Goods Vehicles (under 7.5 tonnes maximum laden weight) are limited to 50 mph on single carriageways (cars are 60), 60 on dual carriageways (cars are 70), and 70 on motorways (like cars). Taxation classes are slightly different: a Light Goods Vehicle (LGV) is one that is designed for the carriage of goods and with a revenue weight not exceeding 3.5 tonnes. But a ‘combi’ type van of the same weight with rear seats should be taxed as a Diesel Car – because it’s a passenger vehicle, not a goods vehicle.

Does all this matter? I don’t think so but it’s worth bearing in mind that ‘road tax,’ insurance, and speed limits may vary a little depending on a van’s classification so it’s worth trying to understand these complexities a little before buying a vehicle. Functionality is what matters most.

More about light(ish) van speed limits at Honest John

Securing bikes

A fitted carpet in the load compartment stops things sliding around. Pull the metal rings at the anchorage points through slits in the carpet. An easy way to carry a bicycle is to slide it in upside down so it rests on the handlebars and saddle, but it must be prevented from falling over. The following photo illustrates some ring bolts fitted at high level and the standard anchorage point on the van floor. A bungee cord stretched from a ring bolt on one side, then through the bicycle’s front wheel and wrapped once round the rim, then across to the corresponding ring bolt on the other side of the van, will hold the bike vertical.

Load compartment with high and low level anchorage points

Up to four bikes can be held in position, with pedals tied together to keep them from rubbing against each other:

Two bikes in the load compartment – four or five bikes could be carried

The bikes must also be strongly secured to the van floor anchorage points. It is dangerous to carry ‘loose’ bikes behind the front seats unless a solid bulkhead separates the ‘cab’ from the load compartment. They can easily be secured with a Kryptonite cable passed through the frame main triangle (not the wheels) and clipped to the anchorage points with a carabiner. One per bike is a good idea.

Load compartment options: bulkheads, ply lining, etc (clockwise):
Ford Transit Connect High Roof LWB, Fiat Scudo, VW Caddy Maxi, Nissan NV200

Sleeping and sitting inside

Panel van load compartments are utilitarian by nature. The internal environment (including noise reduction) can be improved with a fitted carpet on the floor and lining the sides with plywood or a special carpet-like material that follows the form of the bodywork. Plus some thermal insulation perhaps.

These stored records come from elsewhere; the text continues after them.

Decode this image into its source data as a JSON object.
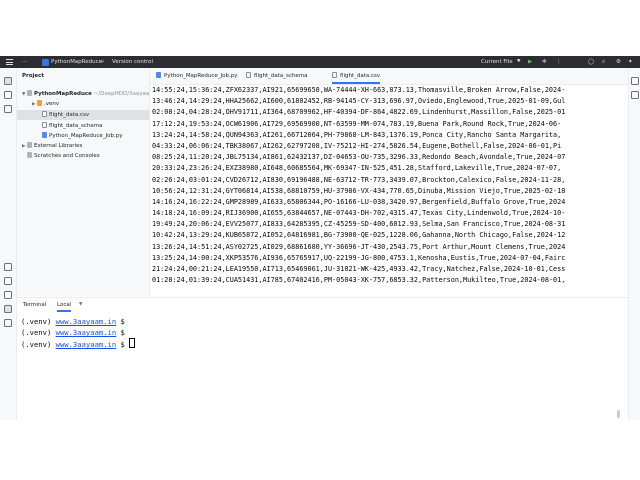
{
  "toolbar": {
    "project_badge": "PM",
    "project_name": "PythonMapReduce",
    "version_control": "Version control",
    "current_file": "Current File"
  },
  "project_panel": {
    "title": "Project",
    "root": {
      "label": "PythonMapReduce",
      "path": "~/DeepHDD/3aayaa"
    },
    "items": [
      {
        "label": ".venv"
      },
      {
        "label": "flight_data.csv"
      },
      {
        "label": "flight_data_schema"
      },
      {
        "label": "Python_MapReduce_Job.py"
      },
      {
        "label": "External Libraries"
      },
      {
        "label": "Scratches and Consoles"
      }
    ]
  },
  "editor": {
    "tabs": [
      {
        "label": "Python_MapReduce_Job.py"
      },
      {
        "label": "flight_data_schema"
      },
      {
        "label": "flight_data.csv"
      }
    ],
    "lines": [
      "14:55:24,15:36:24,ZFX62337,AI921,65699650,WA-74444-XH-663,873.13,Thomasville,Broken Arrow,False,2024-",
      "13:46:24,14:29:24,HHA25662,AI600,61802452,RB-94145-CY-313,696.97,Oviedo,Englewood,True,2025-01-09,Gul",
      "02:08:24,04:28:24,OHV91711,AI364,68709962,HF-40394-DF-864,4822.69,Lindenhurst,Massillon,False,2025-01",
      "17:12:24,19:53:24,OCW61906,AI729,69569900,NT-63599-MM-074,783.19,Buena Park,Round Rock,True,2024-06-",
      "13:24:24,14:58:24,QUN94363,AI261,66712064,PH-79868-LM-843,1376.19,Ponca City,Rancho Santa Margarita,",
      "04:33:24,06:06:24,TBK38067,AI262,62797208,IV-75212-HI-274,5826.54,Eugene,Bothell,False,2024-06-01,Pi",
      "08:25:24,11:20:24,JBL75134,AI861,62432137,DZ-04653-OU-735,3296.33,Redondo Beach,Avondale,True,2024-07",
      "20:33:24,23:26:24,EXZ38980,AI648,60685564,MK-69347-IN-525,451.28,Stafford,Lakeville,True,2024-07-07,",
      "02:26:24,03:01:24,CVD26712,AI830,69196488,NE-63712-TR-773,3439.07,Brockton,Calexico,False,2024-11-28,",
      "10:56:24,12:31:24,GYT06814,AI538,68810759,HU-37986-VX-434,770.65,Dinuba,Mission Viejo,True,2025-02-18",
      "14:16:24,16:22:24,GMP28989,AI633,65806344,PO-16166-LU-038,3420.97,Bergenfield,Buffalo Grove,True,2024",
      "14:18:24,16:09:24,RIJ36900,AI655,63844657,NE-07443-DH-702,4315.47,Texas City,Lindenwold,True,2024-10-",
      "19:49:24,20:06:24,EVV25077,AI833,64285395,CZ-45259-SD-400,6012.93,Selma,San Francisco,True,2024-08-31",
      "10:42:24,13:29:24,KUB65872,AI052,64816981,BG-73900-QE-025,1228.06,Gahanna,North Chicago,False,2024-12",
      "13:26:24,14:51:24,ASY02725,AI029,68861680,YY-36696-JT-430,2543.75,Port Arthur,Mount Clemens,True,2024",
      "13:25:24,14:00:24,XKP53576,AI936,65765917,UQ-22199-JG-800,4753.1,Kenosha,Eustis,True,2024-07-04,Fairc",
      "21:24:24,00:21:24,LEA19550,AI713,65469061,JU-31021-WK-425,4933.42,Tracy,Natchez,False,2024-10-01,Cess",
      "01:28:24,01:39:24,CUA51431,AI785,67402416,PM-05043-XK-757,6853.32,Patterson,Mukilteo,True,2024-08-01,"
    ]
  },
  "terminal": {
    "tabs": [
      {
        "label": "Terminal"
      },
      {
        "label": "Local"
      }
    ],
    "prompt_prefix": "(.venv) ",
    "host": "www.3aayaam.in",
    "prompt_suffix": " $"
  },
  "colors": {
    "accent": "#3574f0",
    "toolbar_bg": "#2b2d30",
    "link": "#1750eb"
  }
}
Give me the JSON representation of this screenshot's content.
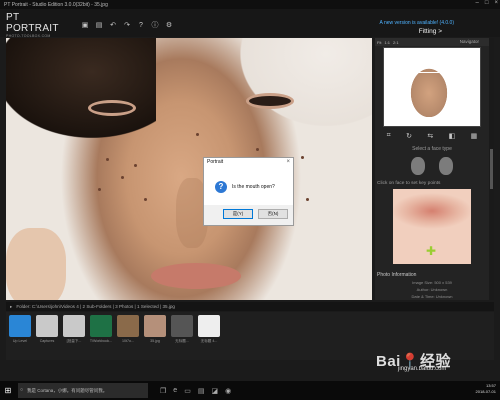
{
  "window": {
    "title": "PT Portrait - Studio Edition 3.0.0(32bit) - 35.jpg"
  },
  "header": {
    "logo_main": "PT PORTRAIT",
    "logo_sub": "PHOTO-TOOLBOX.COM",
    "update_text": "A new version is available! (4.0.0)",
    "mode_label": "Fitting >"
  },
  "dialog": {
    "title": "Portrait",
    "message": "Is the mouth open?",
    "yes_label": "是(Y)",
    "no_label": "否(N)"
  },
  "right_panel": {
    "navigator_label": "Navigator",
    "zoom_options": [
      "Fit",
      "1:1",
      "2:1"
    ],
    "face_type_label": "Select a face type",
    "key_points_label": "Click on face to set key points",
    "info_title": "Photo Information",
    "info_rows": [
      "Image Size: 500 x 539",
      "Author: Unknown",
      "Date & Time: Unknown"
    ]
  },
  "browser": {
    "path_text": "Folder:  C:\\Users\\john\\Videos 4 | 2 Sub-Folders | 3 Photos | 1 Selected | 35.jpg",
    "items": [
      {
        "name": "Up Level",
        "color": "#2a86d6"
      },
      {
        "name": "Captures",
        "color": "#c9c9c9"
      },
      {
        "name": "[批量下...",
        "color": "#c9c9c9"
      },
      {
        "name": "T\\Workbook...",
        "color": "#1e7145"
      },
      {
        "name": "10t7o...",
        "color": "#8a6a4a"
      },
      {
        "name": "35.jpg",
        "color": "#b5907a"
      },
      {
        "name": "无标题...",
        "color": "#555555"
      },
      {
        "name": "无标题 4...",
        "color": "#eeeeee"
      }
    ]
  },
  "taskbar": {
    "search_placeholder": "我是 Cortana，小娜。有问题尽管问我。",
    "time": "13:57",
    "date": "2018-07-01"
  },
  "watermark": {
    "main": "Bai📍经验",
    "sub": "jingyan.baidu.com"
  }
}
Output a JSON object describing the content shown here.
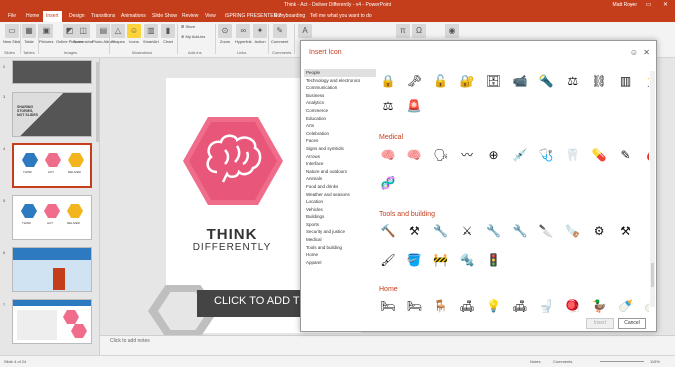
{
  "titlebar": {
    "title": "Think - Act - Deliver Differently - v4 - PowerPoint",
    "user": "Matt Royer",
    "controls": "─ ▭ ✕"
  },
  "tabs": [
    {
      "label": "File"
    },
    {
      "label": "Home"
    },
    {
      "label": "Insert"
    },
    {
      "label": "Design"
    },
    {
      "label": "Transitions"
    },
    {
      "label": "Animations"
    },
    {
      "label": "Slide Show"
    },
    {
      "label": "Review"
    },
    {
      "label": "View"
    },
    {
      "label": "iSPRING PRESENTER 7"
    },
    {
      "label": "Storyboarding"
    },
    {
      "label": "Tell me what you want to do"
    }
  ],
  "ribbon": {
    "buttons": [
      {
        "label": "New Slide",
        "icon": "▭"
      },
      {
        "label": "Table",
        "icon": "▦"
      },
      {
        "label": "Pictures",
        "icon": "▣"
      },
      {
        "label": "Online Pictures",
        "icon": "◩"
      },
      {
        "label": "Screenshot",
        "icon": "◫"
      },
      {
        "label": "Photo Album",
        "icon": "▤"
      },
      {
        "label": "Shapes",
        "icon": "△"
      },
      {
        "label": "Icons",
        "icon": "☺"
      },
      {
        "label": "SmartArt",
        "icon": "▥"
      },
      {
        "label": "Chart",
        "icon": "▮"
      },
      {
        "label": "Store",
        "icon": "⊞"
      },
      {
        "label": "My Add-ins",
        "icon": "⊕"
      },
      {
        "label": "Zoom",
        "icon": "⊙"
      },
      {
        "label": "Hyperlink",
        "icon": "∞"
      },
      {
        "label": "Action",
        "icon": "✦"
      },
      {
        "label": "Comment",
        "icon": "✎"
      },
      {
        "label": "Text",
        "icon": "A"
      },
      {
        "label": "Equation",
        "icon": "π"
      },
      {
        "label": "Symbol",
        "icon": "Ω"
      },
      {
        "label": "Media",
        "icon": "◉"
      }
    ],
    "groups": [
      "Slides",
      "Tables",
      "Images",
      "Illustrations",
      "Add-ins",
      "Links",
      "Comments",
      "Text",
      "Symbols",
      "Media"
    ]
  },
  "thumbs": [
    {
      "num": "2"
    },
    {
      "num": "3"
    },
    {
      "num": "4"
    },
    {
      "num": "5"
    },
    {
      "num": "6"
    },
    {
      "num": "7"
    }
  ],
  "thumb_texts": {
    "t3": "SHARING\nSTORIES,\nNOT SLIDES",
    "labels": [
      "THINK",
      "ACT",
      "DELIVER"
    ]
  },
  "slide": {
    "think": "THINK",
    "differently": "DIFFERENTLY",
    "click_to_add": "CLICK TO ADD TI"
  },
  "notes": {
    "placeholder": "Click to add notes"
  },
  "status": {
    "slide": "Slide 4 of 24",
    "notes": "Notes",
    "comments": "Comments",
    "zoom": "115%"
  },
  "dialog": {
    "title": "Insert Icon",
    "categories": [
      "People",
      "Technology and electronics",
      "Communication",
      "Business",
      "Analytics",
      "Commerce",
      "Education",
      "Arts",
      "Celebration",
      "Faces",
      "Signs and symbols",
      "Arrows",
      "Interface",
      "Nature and outdoors",
      "Animals",
      "Food and drinks",
      "Weather and seasons",
      "Location",
      "Vehicles",
      "Buildings",
      "Sports",
      "Security and justice",
      "Medical",
      "Tools and building",
      "Home",
      "Apparel"
    ],
    "sections": {
      "medical": "Medical",
      "tools": "Tools and building",
      "home": "Home"
    },
    "rows": {
      "security1": [
        "🔒",
        "🗝",
        "🔓",
        "🔐",
        "🗄",
        "📹",
        "🔦",
        "⚖",
        "⛓",
        "▥",
        "🏃"
      ],
      "security2": [
        "⚖",
        "🚨"
      ],
      "medical1": [
        "🧠",
        "🧠",
        "🗣",
        "〰",
        "⊕",
        "💉",
        "🩺",
        "🦷",
        "💊",
        "✎",
        "🩸"
      ],
      "medical2": [
        "🧬"
      ],
      "tools1": [
        "🔨",
        "⚒",
        "🔧",
        "⚔",
        "🔧",
        "🔧",
        "🔪",
        "🪚",
        "⚙",
        "⚒"
      ],
      "tools2": [
        "🖌",
        "🪣",
        "🚧",
        "🔩",
        "🚦"
      ],
      "home1": [
        "🛏",
        "🛏",
        "🪑",
        "🛋",
        "💡",
        "🛋",
        "🚽",
        "🪀",
        "🦆",
        "🍼",
        "🍼",
        "🧹"
      ]
    },
    "insert_label": "Insert",
    "cancel_label": "Cancel",
    "smile_icon": "☺",
    "close_icon": "✕"
  }
}
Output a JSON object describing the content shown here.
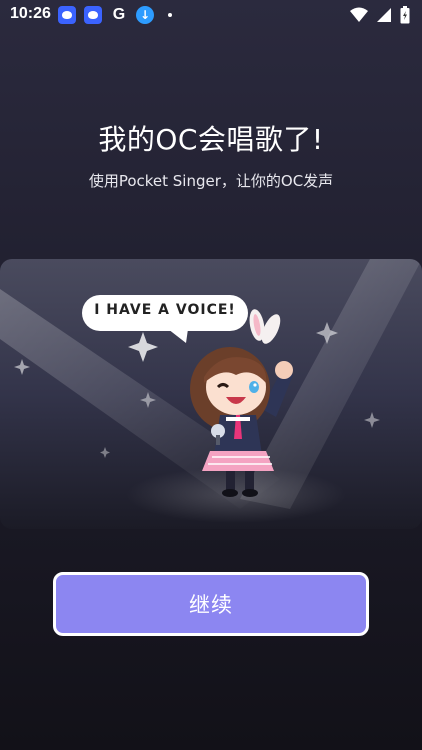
{
  "status_bar": {
    "time": "10:26",
    "icons": [
      "baidu-paw-icon",
      "baidu-paw-icon",
      "google-g-icon",
      "download-icon",
      "notification-dot-icon"
    ],
    "right_icons": [
      "wifi-icon",
      "signal-icon",
      "battery-icon"
    ],
    "google_glyph": "G"
  },
  "main": {
    "title": "我的OC会唱歌了!",
    "subtitle": "使用Pocket Singer，让你的OC发声",
    "speech_bubble": "I HAVE A VOICE!",
    "continue_label": "继续"
  },
  "colors": {
    "background": "#1f1e2d",
    "button_fill": "#8c86f1",
    "button_border": "#ffffff"
  }
}
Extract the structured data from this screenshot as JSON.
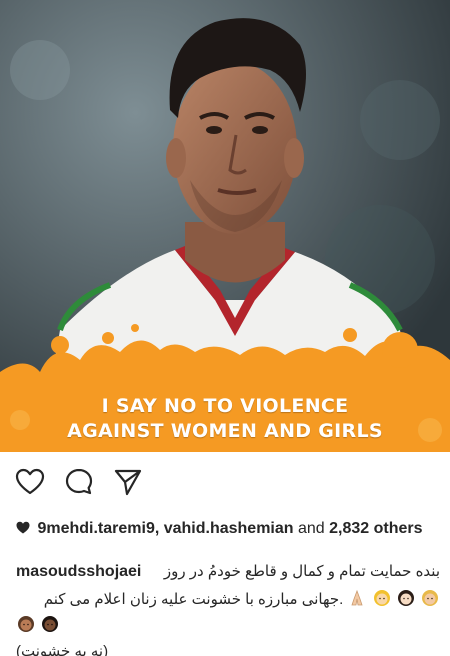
{
  "post": {
    "banner_line_1": "I SAY NO TO VIOLENCE",
    "banner_line_2": "AGAINST WOMEN AND GIRLS",
    "banner_color": "#f59a23"
  },
  "actions": {
    "like_icon": "heart-outline-icon",
    "comment_icon": "speech-bubble-icon",
    "share_icon": "paper-plane-icon"
  },
  "likes": {
    "icon": "heart-filled-icon",
    "users": "9mehdi.taremi9, vahid.hashemian",
    "conjunction": "and",
    "count": "2,832",
    "others_label": "others"
  },
  "caption": {
    "username": "masoudsshojaei",
    "line_1": "بنده حمایت تمام و کمال و قاطع خودمُ در روز",
    "line_2": ".جهانی مبارزه با خشونت علیه زنان اعلام می کنم",
    "line_4": "(نه به خشونت)",
    "emojis_line_2": [
      "woman-emoji",
      "woman-emoji",
      "woman-emoji",
      "pray-emoji"
    ],
    "emojis_line_3": [
      "woman-emoji",
      "woman-emoji"
    ]
  }
}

Surprisingly, a height of 1.3 metres is enough to sit comfortably in camping chairs, for most people at least. A length of 2 metres is plenty for lying down to sleep. The Ford Transit Connect High Roof LWB, Nissan NV200, Fiat Scudo, Peugeot Expert, and VW Caddy Maxi are all big enough not just for transporting bicycles but to be used as a minimalistic campervan for a couple of people… minimalistic as in: (i) use sleeping bags and Karrimats (not a foldaway bed and mattress), (ii) fit temporary curtains fixed with clothes pegs or Velcro pads, (iii) install a hookup and consumer unit for mains electricity, (iv) use an electric ring for cooking, and (v) store as much as possible outside the van (small tent and/or roof box).

That is just a short list of creature comforts that require no permanent alteration to the van, so it can be returned to its original use as van or passenger vehicle the rest of the time. In fine weather, of course, you can sleep in a tent. The vans I’ve illustrated can’t have swivelling front seats fitted because the space is too narrow for the seats to turn – hence some camping chairs in the back. Camping chairs are always useful anyway. Combi vans are usually fitted with a tailgate instead of the typical double rear doors on panel vans; the tailgate can be opened to horizontal as a simple awning to protect from rain if you are, say, outside the van using a cooker at the rear of the load bay, or sitting over the rear bumper changing shoes, etc. More about vans on What Van? and Camper Van Life.

VW Caddy Maxi Kombi with roof box

Van load compartment with bikes, camping gear, etc